+++ Task data
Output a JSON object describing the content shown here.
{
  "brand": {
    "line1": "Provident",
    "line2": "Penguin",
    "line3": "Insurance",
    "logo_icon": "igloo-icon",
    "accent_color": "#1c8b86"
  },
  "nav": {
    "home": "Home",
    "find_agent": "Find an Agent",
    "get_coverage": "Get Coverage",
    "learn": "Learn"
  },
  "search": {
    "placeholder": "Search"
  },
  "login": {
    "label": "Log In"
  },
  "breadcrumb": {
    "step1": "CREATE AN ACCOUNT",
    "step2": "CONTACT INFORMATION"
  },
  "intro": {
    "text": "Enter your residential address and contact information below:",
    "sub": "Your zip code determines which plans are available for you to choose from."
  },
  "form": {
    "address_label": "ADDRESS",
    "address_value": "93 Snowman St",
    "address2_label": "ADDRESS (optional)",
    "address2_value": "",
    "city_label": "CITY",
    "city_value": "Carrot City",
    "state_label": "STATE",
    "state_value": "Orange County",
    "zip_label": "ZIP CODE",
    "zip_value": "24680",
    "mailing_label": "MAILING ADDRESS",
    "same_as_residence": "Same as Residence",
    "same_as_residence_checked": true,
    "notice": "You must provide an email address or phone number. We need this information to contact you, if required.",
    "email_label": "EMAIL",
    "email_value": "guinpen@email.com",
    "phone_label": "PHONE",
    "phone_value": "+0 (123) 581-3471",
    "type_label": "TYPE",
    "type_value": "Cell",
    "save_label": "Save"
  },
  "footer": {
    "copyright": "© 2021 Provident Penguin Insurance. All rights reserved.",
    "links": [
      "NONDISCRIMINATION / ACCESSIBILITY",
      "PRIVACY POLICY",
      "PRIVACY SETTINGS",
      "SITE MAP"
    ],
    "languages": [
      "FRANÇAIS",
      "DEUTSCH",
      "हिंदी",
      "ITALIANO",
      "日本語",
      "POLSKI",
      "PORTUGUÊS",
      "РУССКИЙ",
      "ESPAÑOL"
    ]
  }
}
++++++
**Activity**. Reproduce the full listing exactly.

**Answer box**.
Output a JSON object describing the content shown here.
{
  "brand": {
    "line1": "Provident",
    "line2": "Penguin",
    "line3": "Insurance",
    "logo_icon": "igloo-icon",
    "accent_color": "#1c8b86"
  },
  "nav": {
    "home": "Home",
    "find_agent": "Find an Agent",
    "get_coverage": "Get Coverage",
    "learn": "Learn"
  },
  "search": {
    "placeholder": "Search"
  },
  "login": {
    "label": "Log In"
  },
  "breadcrumb": {
    "step1": "CREATE AN ACCOUNT",
    "step2": "CONTACT INFORMATION"
  },
  "intro": {
    "text": "Enter your residential address and contact information below:",
    "sub": "Your zip code determines which plans are available for you to choose from."
  },
  "form": {
    "address_label": "ADDRESS",
    "address_value": "93 Snowman St",
    "address2_label": "ADDRESS (optional)",
    "address2_value": "",
    "city_label": "CITY",
    "city_value": "Carrot City",
    "state_label": "STATE",
    "state_value": "Orange County",
    "zip_label": "ZIP CODE",
    "zip_value": "24680",
    "mailing_label": "MAILING ADDRESS",
    "same_as_residence": "Same as Residence",
    "same_as_residence_checked": true,
    "notice": "You must provide an email address or phone number. We need this information to contact you, if required.",
    "email_label": "EMAIL",
    "email_value": "guinpen@email.com",
    "phone_label": "PHONE",
    "phone_value": "+0 (123) 581-3471",
    "type_label": "TYPE",
    "type_value": "Cell",
    "save_label": "Save"
  },
  "footer": {
    "copyright": "© 2021 Provident Penguin Insurance. All rights reserved.",
    "links": [
      "NONDISCRIMINATION / ACCESSIBILITY",
      "PRIVACY POLICY",
      "PRIVACY SETTINGS",
      "SITE MAP"
    ],
    "languages": [
      "FRANÇAIS",
      "DEUTSCH",
      "हिंदी",
      "ITALIANO",
      "日本語",
      "POLSKI",
      "PORTUGUÊS",
      "РУССКИЙ",
      "ESPAÑOL"
    ]
  }
}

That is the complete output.